Assignment:
Restate each entry word for word. Keep every detail intact.

** Opening Data provided block **

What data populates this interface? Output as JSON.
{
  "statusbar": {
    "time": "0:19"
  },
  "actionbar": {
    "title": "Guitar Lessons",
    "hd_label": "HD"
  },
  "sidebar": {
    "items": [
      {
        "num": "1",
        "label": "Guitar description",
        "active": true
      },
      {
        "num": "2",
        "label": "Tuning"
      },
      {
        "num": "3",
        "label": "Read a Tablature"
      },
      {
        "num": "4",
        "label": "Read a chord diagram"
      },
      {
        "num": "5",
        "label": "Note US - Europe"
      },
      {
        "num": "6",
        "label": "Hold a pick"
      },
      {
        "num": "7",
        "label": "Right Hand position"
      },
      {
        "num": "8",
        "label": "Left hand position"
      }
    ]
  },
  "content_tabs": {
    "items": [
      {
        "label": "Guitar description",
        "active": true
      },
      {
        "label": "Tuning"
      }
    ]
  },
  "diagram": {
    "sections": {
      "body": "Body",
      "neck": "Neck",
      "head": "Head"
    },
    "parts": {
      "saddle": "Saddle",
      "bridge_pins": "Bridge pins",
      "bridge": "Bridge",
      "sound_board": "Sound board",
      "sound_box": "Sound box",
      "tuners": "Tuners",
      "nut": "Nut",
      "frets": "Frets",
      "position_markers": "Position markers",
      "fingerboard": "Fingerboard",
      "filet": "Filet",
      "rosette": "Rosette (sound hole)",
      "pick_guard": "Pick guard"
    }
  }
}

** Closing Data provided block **

Exercise response:
What data populates this interface? Output as JSON.
{
  "statusbar": {
    "time": "0:19"
  },
  "actionbar": {
    "title": "Guitar Lessons",
    "hd_label": "HD"
  },
  "sidebar": {
    "items": [
      {
        "num": "1",
        "label": "Guitar description",
        "active": true
      },
      {
        "num": "2",
        "label": "Tuning"
      },
      {
        "num": "3",
        "label": "Read a Tablature"
      },
      {
        "num": "4",
        "label": "Read a chord diagram"
      },
      {
        "num": "5",
        "label": "Note US - Europe"
      },
      {
        "num": "6",
        "label": "Hold a pick"
      },
      {
        "num": "7",
        "label": "Right Hand position"
      },
      {
        "num": "8",
        "label": "Left hand position"
      }
    ]
  },
  "content_tabs": {
    "items": [
      {
        "label": "Guitar description",
        "active": true
      },
      {
        "label": "Tuning"
      }
    ]
  },
  "diagram": {
    "sections": {
      "body": "Body",
      "neck": "Neck",
      "head": "Head"
    },
    "parts": {
      "saddle": "Saddle",
      "bridge_pins": "Bridge pins",
      "bridge": "Bridge",
      "sound_board": "Sound board",
      "sound_box": "Sound box",
      "tuners": "Tuners",
      "nut": "Nut",
      "frets": "Frets",
      "position_markers": "Position markers",
      "fingerboard": "Fingerboard",
      "filet": "Filet",
      "rosette": "Rosette (sound hole)",
      "pick_guard": "Pick guard"
    }
  }
}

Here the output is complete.